On Wednesday, after video emerged of Warren not shaking Sanders’ hand following the Democratic debate, Sanders' supporters flooded Warren’s social media pages with snake emojis and called her a “backstabber” for reiterating the claim about her private meeting with Sanders during the debate.
The escalation of the tension between the candidates' supporters is the fruition of what progressive organizers have feared — that a spat between the two candidates could splinter the progressive vote and potentially elevate an establishment Democratic candidate like Joe Biden. The organizations that signed onto that pledge have acknowledged the tension and are asking their supporters and the campaigns to move forward.
“We are joining this effort out of a belief that it represents leaders in the progressive movement urging everyone from campaign staff to Twitter commenters to focus on defeating a corporate, establishment Democrat like Joe Biden,” the PCCC said in a joint statement. “This effort inherently includes standing opposed to sexism and bad-faith arguments in the primary process. We look forward to working with our friends to enforce these principles."
Joseph Geevarghese, the executive director of Our Revolution, said in the statement that if progressives “come together and organize, we will win 2020.”
“When progressives fight each other, the establishment wins,” DFA chair Charles Chamberlain said in the statement. “We saw it in 2004 when progressives took each other out and John Kerry slipped through to win Iowa and then went on to lose in November to a very unpopular Republican incumbent. We’re determined to not let that happen again.”
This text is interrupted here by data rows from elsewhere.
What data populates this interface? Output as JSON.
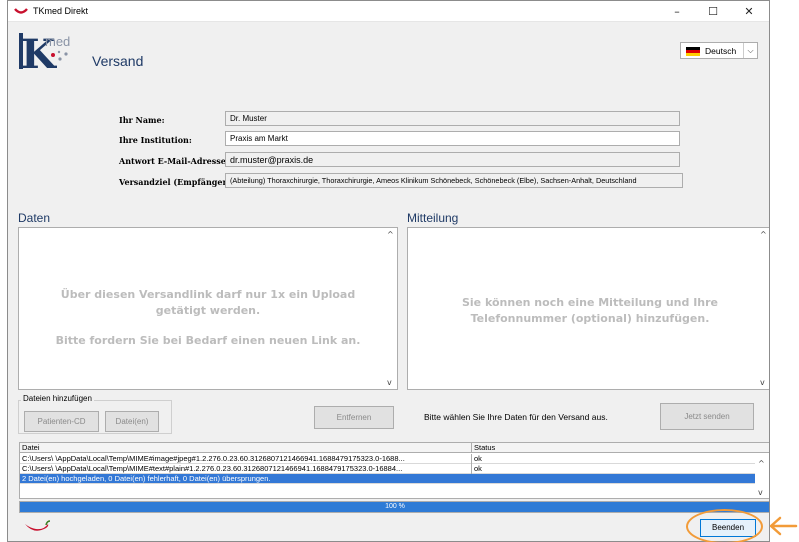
{
  "window": {
    "title": "TKmed Direkt",
    "minimize": "–",
    "maximize": "☐",
    "close": "✕"
  },
  "header": {
    "logo_text": "med",
    "title": "Versand"
  },
  "language": {
    "selected": "Deutsch",
    "flag_colors": [
      "#000000",
      "#dd0000",
      "#ffce00"
    ]
  },
  "form": {
    "name_label": "Ihr Name:",
    "name_value": "Dr. Muster",
    "institution_label": "Ihre Institution:",
    "institution_value": "Praxis am Markt",
    "email_label": "Antwort E-Mail-Adresse:",
    "email_value": "dr.muster@praxis.de",
    "target_label": "Versandziel (Empfänger):",
    "target_value": "(Abteilung) Thoraxchirurgie, Thoraxchirurgie, Ameos Klinikum Schönebeck, Schönebeck (Elbe), Sachsen-Anhalt, Deutschland"
  },
  "data_section": {
    "title": "Daten",
    "message_line1": "Über diesen Versandlink darf nur 1x ein Upload",
    "message_line2": "getätigt werden.",
    "message_line3": "Bitte fordern Sie bei Bedarf einen neuen Link an."
  },
  "message_section": {
    "title": "Mitteilung",
    "message_line1": "Sie können noch eine Mitteilung und Ihre",
    "message_line2": "Telefonnummer (optional) hinzufügen."
  },
  "add_files": {
    "legend": "Dateien hinzufügen",
    "patient_cd_label": "Patienten-CD",
    "files_label": "Datei(en)"
  },
  "remove_label": "Entfernen",
  "hint": "Bitte wählen Sie Ihre Daten für den Versand aus.",
  "send_label": "Jetzt senden",
  "table": {
    "columns": [
      "Datei",
      "Status"
    ],
    "rows": [
      {
        "file": "C:\\Users\\          \\AppData\\Local\\Temp\\MIME#image#jpeg#1.2.276.0.23.60.3126807121466941.1688479175323.0-1688...",
        "status": "ok"
      },
      {
        "file": "C:\\Users\\          \\AppData\\Local\\Temp\\MIME#text#plain#1.2.276.0.23.60.3126807121466941.1688479175323.0-16884...",
        "status": "ok"
      }
    ],
    "summary": "2 Datei(en) hochgeladen, 0 Datei(en) fehlerhaft, 0 Datei(en) übersprungen."
  },
  "progress": {
    "value": 100,
    "label": "100 %"
  },
  "quit_label": "Beenden",
  "colors": {
    "accent": "#2e7bd6",
    "highlight": "#f29b38",
    "brand": "#1f3a66",
    "logo_red": "#c8102e"
  }
}
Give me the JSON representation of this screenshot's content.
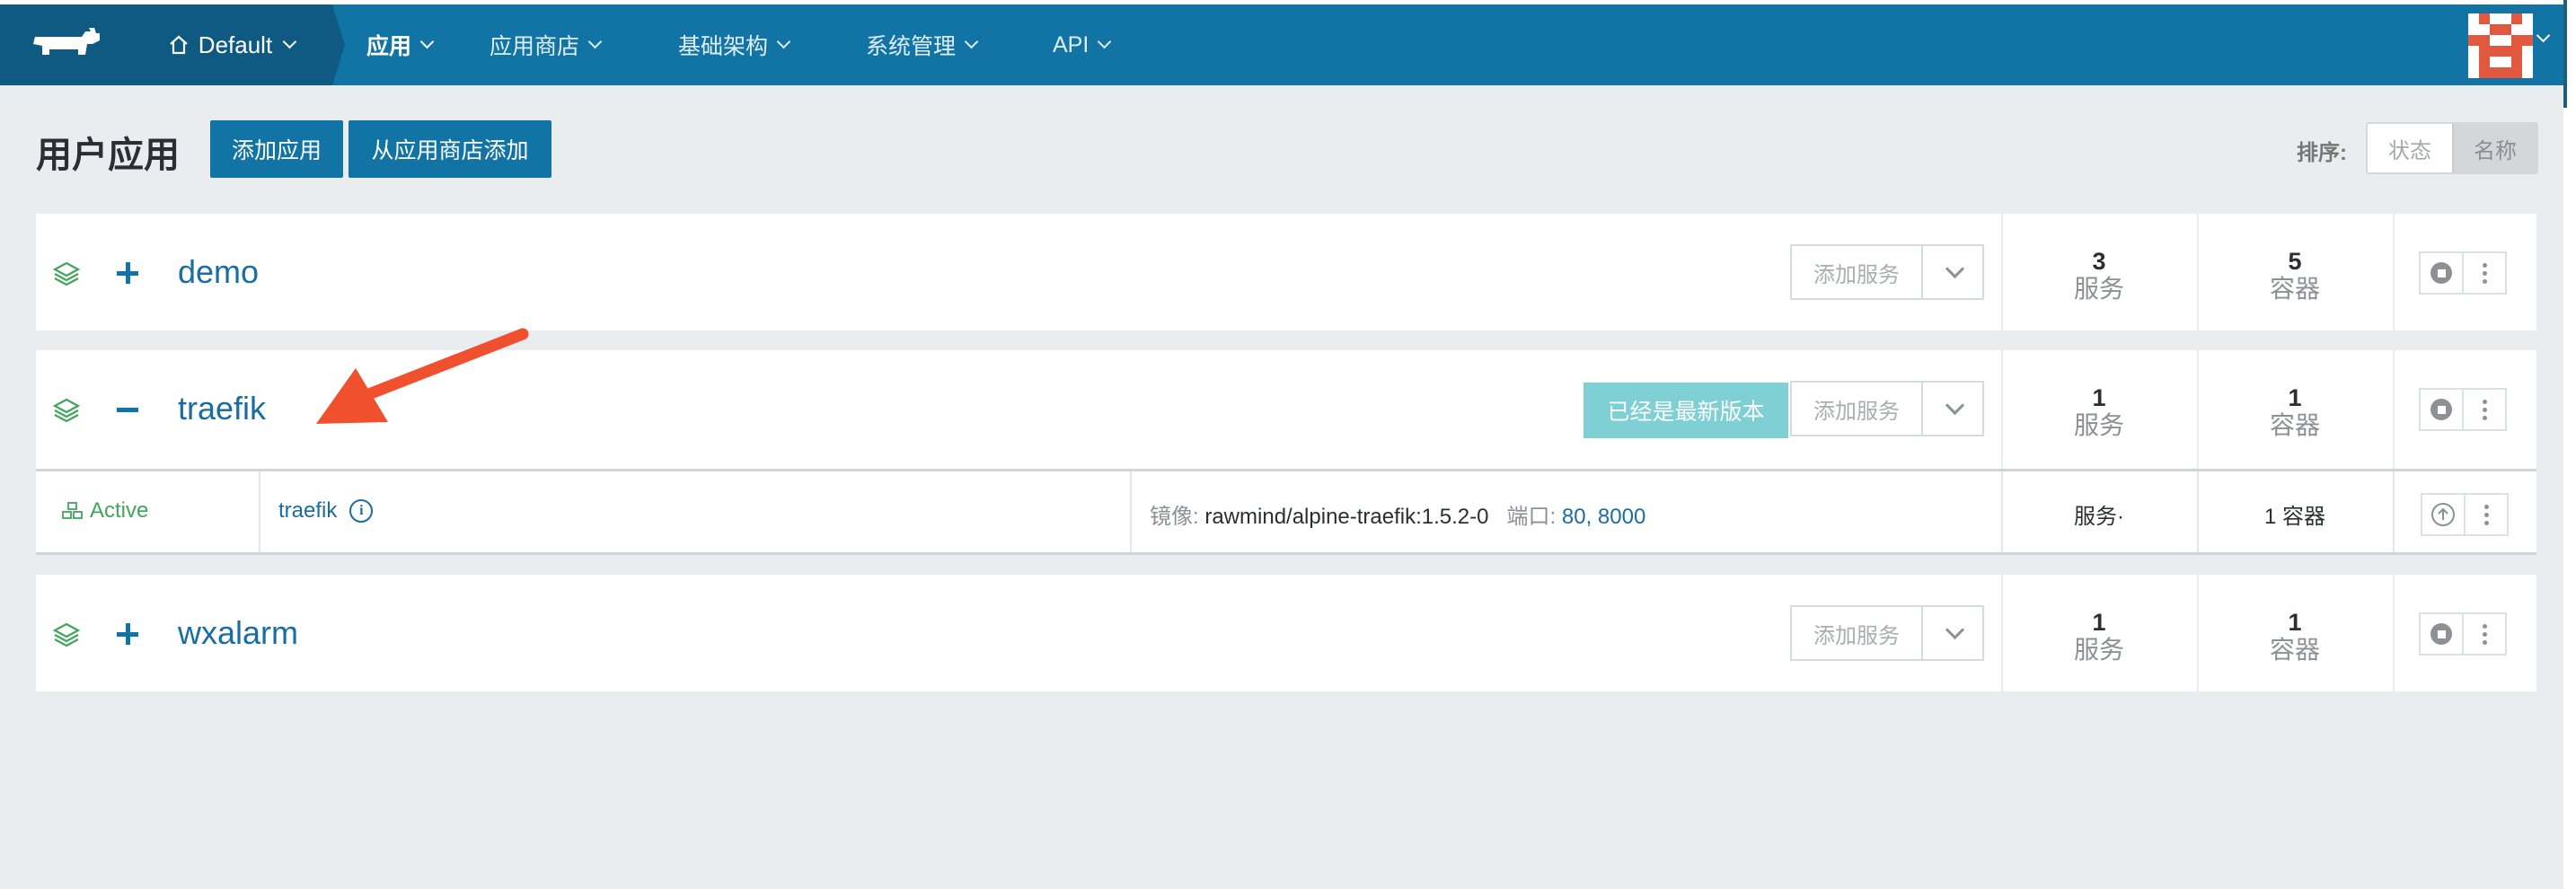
{
  "topbar": {
    "environment": "Default",
    "nav": [
      {
        "label": "应用",
        "active": true
      },
      {
        "label": "应用商店",
        "active": false
      },
      {
        "label": "基础架构",
        "active": false
      },
      {
        "label": "系统管理",
        "active": false
      },
      {
        "label": "API",
        "active": false
      }
    ]
  },
  "header": {
    "title": "用户应用",
    "add_stack_button": "添加应用",
    "add_from_catalog_button": "从应用商店添加",
    "sort_label": "排序:",
    "sort_options": [
      "状态",
      "名称"
    ],
    "sort_selected": "名称"
  },
  "stacks": [
    {
      "name": "demo",
      "expanded": false,
      "add_service_label": "添加服务",
      "services_count": "3",
      "services_unit": "服务",
      "containers_count": "5",
      "containers_unit": "容器"
    },
    {
      "name": "traefik",
      "expanded": true,
      "upgrade_label": "已经是最新版本",
      "add_service_label": "添加服务",
      "services_count": "1",
      "services_unit": "服务",
      "containers_count": "1",
      "containers_unit": "容器",
      "services": [
        {
          "state": "Active",
          "name": "traefik",
          "image_label": "镜像:",
          "image": "rawmind/alpine-traefik:1.5.2-0",
          "ports_label": "端口:",
          "ports": [
            "80",
            "8000"
          ],
          "scale_label": "服务·",
          "containers_label": "1 容器"
        }
      ]
    },
    {
      "name": "wxalarm",
      "expanded": false,
      "add_service_label": "添加服务",
      "services_count": "1",
      "services_unit": "服务",
      "containers_count": "1",
      "containers_unit": "容器"
    }
  ],
  "colors": {
    "topbar": "#1274a5",
    "topbar_dark": "#0f5a83",
    "link": "#1a6da0",
    "active_green": "#3fa65a",
    "upgrade_button": "#7fd0d4",
    "annotation_arrow": "#f0502e"
  }
}
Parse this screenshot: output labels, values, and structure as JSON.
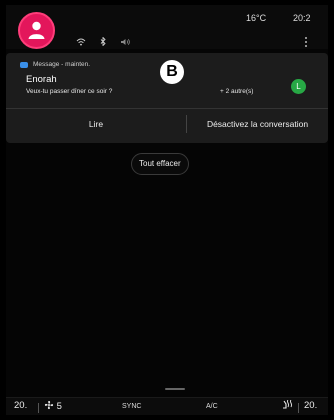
{
  "status_bar": {
    "temperature": "16°C",
    "time": "20:2",
    "icons": [
      "wifi-icon",
      "bluetooth-icon",
      "volume-icon"
    ]
  },
  "notification": {
    "app_label": "Message - mainten.",
    "sender": "Enorah",
    "message": "Veux-tu passer dîner ce soir ?",
    "more": "+ 2 autre(s)",
    "contact_initial": "L",
    "marker": "B",
    "actions": {
      "read": "Lire",
      "mute": "Désactivez la conversation"
    }
  },
  "clear_all_label": "Tout effacer",
  "climate_bar": {
    "left_temp": "20.",
    "fan_level": "5",
    "sync": "SYNC",
    "ac": "A/C",
    "right_temp": "20."
  },
  "colors": {
    "avatar": "#e3165b",
    "contact_avatar": "#27a845",
    "message_icon": "#3a8fe8"
  }
}
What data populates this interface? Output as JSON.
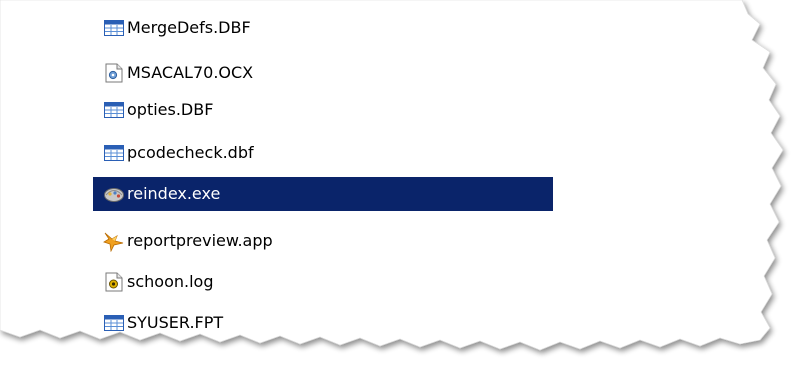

The fight between the two candidates, who are self-described longtime friends, first ignited over the weekend when Politico reported that the Sanders campaign had used talking points for volunteers that intended to move voters away from Warren by saying that she was not bringing anyone new into the Democratic Party. Sanders distanced himself from the talking points, and Warren told reporters she was “disappointed” that Sanders was “sending his volunteers out to trash me."
That conflict vastly escalated on Monday, when CNN first reported, and Warren later asserted herself, that Sanders had told her during a private December 2018 meeting that he did not believe a woman could win the presidency in 2020. Sanders has denied Warren’s account of the meeting and did so again during Tuesday night’s presidential debate. Warren maintained her position on stage, but both candidates appeared to try and de-escalate the fight, leaning on their history and shared beliefs.
At the end of the debate, however, the two candidates had a tense conversation as they were leaving the stage. "I think you called me a liar on national TV," Warren told Sanders, in audio released by CNN Wednesday night. Sanders responded by suggesting they talk about it later, and then saying that she had called him “a liar."
In a separate statement, six of the groups, including WFP, Justice Democrats, and Our Revolution, said: "Sanders and Warren, as well as their campaigns and supporters, will need to find ways to cooperate."
"We hope to build solidarity between delegates affiliated with these two candidates prior to the convention and will encourage campaigns to work towards a unified convention strategy after the final primaries on June 2nd."
The groups are hoping the unity effort ends the back-and-forth cycle.
“We have to keep our eyes on the ball, resist the temptation to form a circular firing squad, and collaborate to ensure a real progressive leader is elected President in November,” said Be a Hero president Liz Jaff in the "Progressives Unite 2020" statement.